Your assignment: Among the entries, which lines carry the string "title"? Copy each of them.

Dataset entries:
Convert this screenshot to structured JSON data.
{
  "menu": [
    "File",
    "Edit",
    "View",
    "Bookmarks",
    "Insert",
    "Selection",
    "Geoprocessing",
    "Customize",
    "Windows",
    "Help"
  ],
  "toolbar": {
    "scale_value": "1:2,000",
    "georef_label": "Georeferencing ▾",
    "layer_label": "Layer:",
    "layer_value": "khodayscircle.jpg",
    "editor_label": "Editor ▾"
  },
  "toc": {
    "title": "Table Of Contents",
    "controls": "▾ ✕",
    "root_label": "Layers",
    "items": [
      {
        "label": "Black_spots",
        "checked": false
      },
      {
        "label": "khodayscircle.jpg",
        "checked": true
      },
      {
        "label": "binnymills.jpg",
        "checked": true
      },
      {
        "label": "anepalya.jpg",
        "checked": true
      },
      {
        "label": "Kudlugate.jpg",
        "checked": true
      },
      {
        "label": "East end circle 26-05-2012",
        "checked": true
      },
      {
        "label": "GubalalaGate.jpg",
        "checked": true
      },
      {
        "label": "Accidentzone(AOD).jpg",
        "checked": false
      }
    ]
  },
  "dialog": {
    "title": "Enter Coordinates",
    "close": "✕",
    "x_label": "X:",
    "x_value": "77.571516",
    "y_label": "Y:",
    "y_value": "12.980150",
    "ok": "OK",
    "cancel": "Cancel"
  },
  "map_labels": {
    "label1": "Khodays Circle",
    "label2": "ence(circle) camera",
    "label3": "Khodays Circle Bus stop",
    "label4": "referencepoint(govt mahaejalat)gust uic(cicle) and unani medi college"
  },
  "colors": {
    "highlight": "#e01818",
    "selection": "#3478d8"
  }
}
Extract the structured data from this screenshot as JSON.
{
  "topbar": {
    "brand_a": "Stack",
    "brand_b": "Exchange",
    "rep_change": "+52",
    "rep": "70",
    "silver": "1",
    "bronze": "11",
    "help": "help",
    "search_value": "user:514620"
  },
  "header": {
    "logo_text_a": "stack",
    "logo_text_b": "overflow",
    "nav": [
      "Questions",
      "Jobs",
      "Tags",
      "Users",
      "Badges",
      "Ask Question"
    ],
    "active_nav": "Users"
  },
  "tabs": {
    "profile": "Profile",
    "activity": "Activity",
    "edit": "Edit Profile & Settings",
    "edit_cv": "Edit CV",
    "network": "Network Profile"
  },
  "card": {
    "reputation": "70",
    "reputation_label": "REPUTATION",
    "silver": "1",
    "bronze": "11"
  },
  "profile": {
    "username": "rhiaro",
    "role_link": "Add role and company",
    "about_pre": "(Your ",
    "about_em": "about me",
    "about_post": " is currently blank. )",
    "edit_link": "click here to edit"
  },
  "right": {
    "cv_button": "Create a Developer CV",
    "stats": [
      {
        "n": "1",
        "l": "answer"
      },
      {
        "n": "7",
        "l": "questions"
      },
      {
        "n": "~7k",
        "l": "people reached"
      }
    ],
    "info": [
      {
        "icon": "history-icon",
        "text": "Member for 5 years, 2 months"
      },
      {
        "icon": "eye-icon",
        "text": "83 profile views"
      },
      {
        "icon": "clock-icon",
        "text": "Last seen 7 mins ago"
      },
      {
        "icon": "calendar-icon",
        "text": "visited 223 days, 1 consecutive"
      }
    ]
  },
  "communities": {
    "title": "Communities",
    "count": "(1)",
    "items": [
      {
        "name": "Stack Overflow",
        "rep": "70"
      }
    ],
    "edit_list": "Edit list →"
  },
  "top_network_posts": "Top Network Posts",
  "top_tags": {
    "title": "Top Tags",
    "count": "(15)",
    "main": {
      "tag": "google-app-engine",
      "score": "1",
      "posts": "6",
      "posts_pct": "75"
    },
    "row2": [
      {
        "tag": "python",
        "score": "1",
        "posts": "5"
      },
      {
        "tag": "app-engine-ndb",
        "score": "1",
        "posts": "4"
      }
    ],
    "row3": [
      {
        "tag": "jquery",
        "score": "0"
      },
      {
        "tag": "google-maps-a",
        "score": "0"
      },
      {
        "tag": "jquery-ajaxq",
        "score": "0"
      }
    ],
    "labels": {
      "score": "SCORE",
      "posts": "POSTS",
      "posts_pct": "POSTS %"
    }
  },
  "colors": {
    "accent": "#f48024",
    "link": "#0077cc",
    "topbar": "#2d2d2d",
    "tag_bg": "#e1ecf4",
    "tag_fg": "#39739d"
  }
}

Answer section:
    "title": "Table Of Contents",
    "title": "Enter Coordinates",
    "title": "Communities",
    "title": "Top Tags",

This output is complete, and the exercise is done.